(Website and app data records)
=== Section Start ===

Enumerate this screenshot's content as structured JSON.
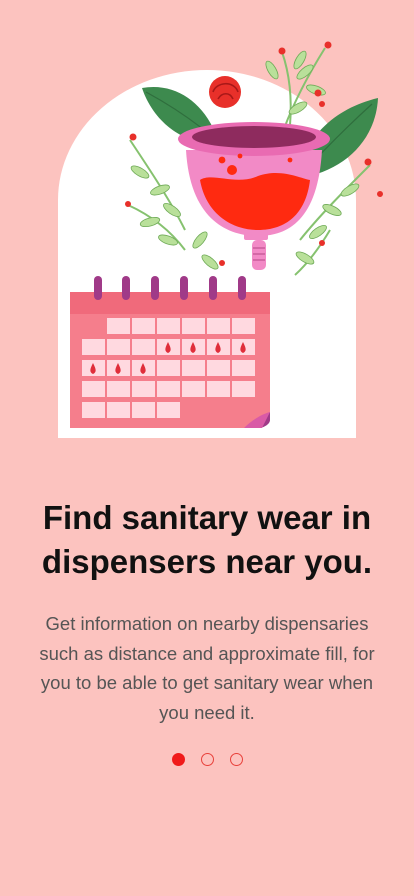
{
  "onboarding": {
    "title": "Find sanitary wear in dispensers near you.",
    "description": "Get information on nearby dispensaries such as distance and approximate fill, for you to be able to get sanitary wear when you need it.",
    "current_page": 1,
    "total_pages": 3
  },
  "illustration": {
    "icon": "menstrual-cup-calendar-illustration"
  },
  "colors": {
    "background": "#fcc3bf",
    "accent": "#f01a1a",
    "title": "#111111",
    "body_text": "#555555"
  }
}
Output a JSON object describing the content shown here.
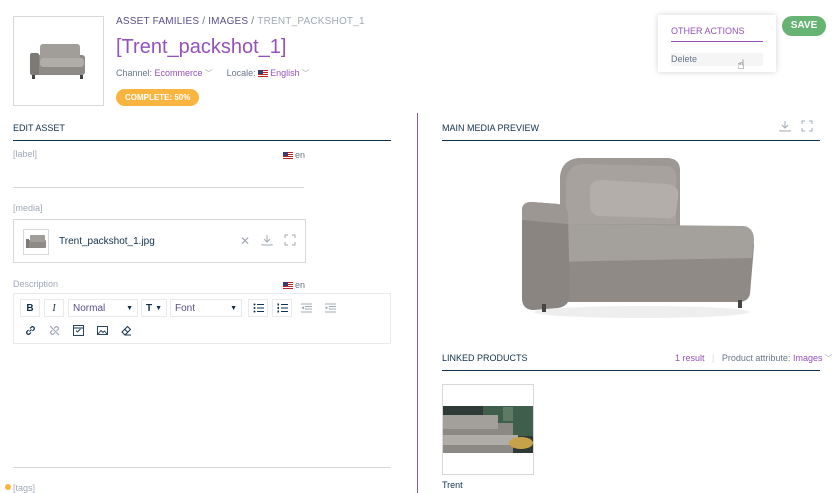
{
  "breadcrumb": {
    "asset_families": "ASSET FAMILIES",
    "images": "IMAGES",
    "current": "TRENT_PACKSHOT_1",
    "sep": "/"
  },
  "header": {
    "title": "[Trent_packshot_1]",
    "channel_label": "Channel:",
    "channel_value": "Ecommerce",
    "locale_label": "Locale:",
    "locale_value": "English",
    "completeness": "COMPLETE: 50%"
  },
  "actions_menu": {
    "header": "OTHER ACTIONS",
    "delete": "Delete"
  },
  "save_label": "SAVE",
  "edit_asset": {
    "title": "EDIT ASSET",
    "label_field": "[label]",
    "label_locale": "en",
    "media_field": "[media]",
    "media_filename": "Trent_packshot_1.jpg",
    "description_field": "Description",
    "description_locale": "en",
    "toolbar": {
      "bold": "B",
      "italic": "I",
      "block_format": "Normal",
      "text_format": "T",
      "font": "Font"
    },
    "tags_field": "[tags]"
  },
  "preview": {
    "title": "MAIN MEDIA PREVIEW"
  },
  "linked": {
    "title": "LINKED PRODUCTS",
    "count": "1 result",
    "attr_label": "Product attribute:",
    "attr_value": "Images",
    "product_name": "Trent"
  },
  "colors": {
    "accent": "#9452ba",
    "save": "#67b373",
    "badge": "#f9b53f",
    "text": "#11324d"
  },
  "icons": [
    "close-icon",
    "download-icon",
    "fullscreen-icon",
    "bold-icon",
    "italic-icon",
    "bullet-list-icon",
    "numbered-list-icon",
    "outdent-icon",
    "indent-icon",
    "link-icon",
    "unlink-icon",
    "embedded-icon",
    "image-icon",
    "eraser-icon",
    "cursor-hand-icon"
  ]
}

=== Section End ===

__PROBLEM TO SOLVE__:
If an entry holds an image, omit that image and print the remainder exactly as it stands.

__ANSWER BOX__:
Enumerate this screenshot's content as structured JSON.
{
  "onboarding": {
    "title": "Find sanitary wear in dispensers near you.",
    "description": "Get information on nearby dispensaries such as distance and approximate fill, for you to be able to get sanitary wear when you need it.",
    "current_page": 1,
    "total_pages": 3
  },
  "illustration": {
    "icon": "menstrual-cup-calendar-illustration"
  },
  "colors": {
    "background": "#fcc3bf",
    "accent": "#f01a1a",
    "title": "#111111",
    "body_text": "#555555"
  }
}
Output a JSON object describing the content shown here.
{
  "breadcrumb": {
    "asset_families": "ASSET FAMILIES",
    "images": "IMAGES",
    "current": "TRENT_PACKSHOT_1",
    "sep": "/"
  },
  "header": {
    "title": "[Trent_packshot_1]",
    "channel_label": "Channel:",
    "channel_value": "Ecommerce",
    "locale_label": "Locale:",
    "locale_value": "English",
    "completeness": "COMPLETE: 50%"
  },
  "actions_menu": {
    "header": "OTHER ACTIONS",
    "delete": "Delete"
  },
  "save_label": "SAVE",
  "edit_asset": {
    "title": "EDIT ASSET",
    "label_field": "[label]",
    "label_locale": "en",
    "media_field": "[media]",
    "media_filename": "Trent_packshot_1.jpg",
    "description_field": "Description",
    "description_locale": "en",
    "toolbar": {
      "bold": "B",
      "italic": "I",
      "block_format": "Normal",
      "text_format": "T",
      "font": "Font"
    },
    "tags_field": "[tags]"
  },
  "preview": {
    "title": "MAIN MEDIA PREVIEW"
  },
  "linked": {
    "title": "LINKED PRODUCTS",
    "count": "1 result",
    "attr_label": "Product attribute:",
    "attr_value": "Images",
    "product_name": "Trent"
  },
  "colors": {
    "accent": "#9452ba",
    "save": "#67b373",
    "badge": "#f9b53f",
    "text": "#11324d"
  },
  "icons": [
    "close-icon",
    "download-icon",
    "fullscreen-icon",
    "bold-icon",
    "italic-icon",
    "bullet-list-icon",
    "numbered-list-icon",
    "outdent-icon",
    "indent-icon",
    "link-icon",
    "unlink-icon",
    "embedded-icon",
    "image-icon",
    "eraser-icon",
    "cursor-hand-icon"
  ]
}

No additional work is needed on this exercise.